The records Block Start

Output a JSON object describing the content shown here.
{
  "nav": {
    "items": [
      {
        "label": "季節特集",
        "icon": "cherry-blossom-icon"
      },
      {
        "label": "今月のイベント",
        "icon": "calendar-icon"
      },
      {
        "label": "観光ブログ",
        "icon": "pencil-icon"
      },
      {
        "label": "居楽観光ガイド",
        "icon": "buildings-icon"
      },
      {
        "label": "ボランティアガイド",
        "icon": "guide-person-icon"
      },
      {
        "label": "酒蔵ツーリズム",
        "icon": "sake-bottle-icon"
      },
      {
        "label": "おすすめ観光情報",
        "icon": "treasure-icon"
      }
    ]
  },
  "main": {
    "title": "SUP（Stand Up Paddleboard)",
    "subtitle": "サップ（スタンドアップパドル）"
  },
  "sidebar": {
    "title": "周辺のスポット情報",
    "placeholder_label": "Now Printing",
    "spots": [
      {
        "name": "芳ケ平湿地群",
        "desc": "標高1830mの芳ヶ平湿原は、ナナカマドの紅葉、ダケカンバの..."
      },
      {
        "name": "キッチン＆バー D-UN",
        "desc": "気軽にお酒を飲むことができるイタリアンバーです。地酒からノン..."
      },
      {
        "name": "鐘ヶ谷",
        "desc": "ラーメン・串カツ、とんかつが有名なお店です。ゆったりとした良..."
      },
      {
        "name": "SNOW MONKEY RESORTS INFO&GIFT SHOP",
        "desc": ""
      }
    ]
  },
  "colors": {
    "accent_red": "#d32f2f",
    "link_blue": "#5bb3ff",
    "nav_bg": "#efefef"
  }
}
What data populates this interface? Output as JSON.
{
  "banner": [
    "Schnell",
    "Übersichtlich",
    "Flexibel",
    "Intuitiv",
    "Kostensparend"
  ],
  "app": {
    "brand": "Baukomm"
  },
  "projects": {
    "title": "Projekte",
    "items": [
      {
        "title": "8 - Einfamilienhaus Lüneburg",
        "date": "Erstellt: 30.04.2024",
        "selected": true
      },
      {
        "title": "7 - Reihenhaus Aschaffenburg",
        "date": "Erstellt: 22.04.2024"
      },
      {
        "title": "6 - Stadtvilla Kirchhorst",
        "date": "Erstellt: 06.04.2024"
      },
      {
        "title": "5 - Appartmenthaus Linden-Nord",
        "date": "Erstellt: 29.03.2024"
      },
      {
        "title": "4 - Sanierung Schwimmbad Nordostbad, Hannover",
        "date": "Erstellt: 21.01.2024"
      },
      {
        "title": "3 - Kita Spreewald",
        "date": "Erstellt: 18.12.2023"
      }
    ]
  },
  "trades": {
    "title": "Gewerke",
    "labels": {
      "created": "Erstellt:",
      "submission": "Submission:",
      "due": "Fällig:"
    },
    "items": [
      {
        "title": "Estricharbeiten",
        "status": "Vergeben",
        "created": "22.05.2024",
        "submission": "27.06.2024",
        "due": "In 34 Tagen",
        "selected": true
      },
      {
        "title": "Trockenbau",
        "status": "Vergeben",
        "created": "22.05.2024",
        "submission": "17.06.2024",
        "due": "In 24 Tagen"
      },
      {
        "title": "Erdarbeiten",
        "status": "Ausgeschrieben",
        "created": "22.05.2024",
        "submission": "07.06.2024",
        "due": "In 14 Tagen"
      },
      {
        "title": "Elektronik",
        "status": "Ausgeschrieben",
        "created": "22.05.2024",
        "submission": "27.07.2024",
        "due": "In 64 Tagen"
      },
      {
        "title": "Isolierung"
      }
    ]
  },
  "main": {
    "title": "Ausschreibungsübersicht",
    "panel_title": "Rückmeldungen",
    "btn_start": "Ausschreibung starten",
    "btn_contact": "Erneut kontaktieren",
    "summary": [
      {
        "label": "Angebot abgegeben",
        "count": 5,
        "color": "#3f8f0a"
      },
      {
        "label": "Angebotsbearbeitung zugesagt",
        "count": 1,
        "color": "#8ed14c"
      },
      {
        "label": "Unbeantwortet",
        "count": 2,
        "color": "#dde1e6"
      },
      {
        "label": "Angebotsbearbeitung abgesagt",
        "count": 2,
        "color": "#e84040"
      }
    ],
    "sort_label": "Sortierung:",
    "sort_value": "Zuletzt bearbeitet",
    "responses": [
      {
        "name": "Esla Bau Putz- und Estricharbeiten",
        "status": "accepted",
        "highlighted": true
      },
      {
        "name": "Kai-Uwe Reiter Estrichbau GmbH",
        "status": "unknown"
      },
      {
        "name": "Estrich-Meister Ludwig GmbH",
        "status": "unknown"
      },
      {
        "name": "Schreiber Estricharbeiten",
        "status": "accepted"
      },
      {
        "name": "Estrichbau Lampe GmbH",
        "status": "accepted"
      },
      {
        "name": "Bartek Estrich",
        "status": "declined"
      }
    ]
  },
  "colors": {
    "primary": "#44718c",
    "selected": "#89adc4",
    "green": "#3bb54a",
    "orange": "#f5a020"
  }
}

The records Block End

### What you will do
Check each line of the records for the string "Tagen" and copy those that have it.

### Answer space
        "due": "In 34 Tagen",
        "due": "In 24 Tagen"
        "due": "In 14 Tagen"
        "due": "In 64 Tagen"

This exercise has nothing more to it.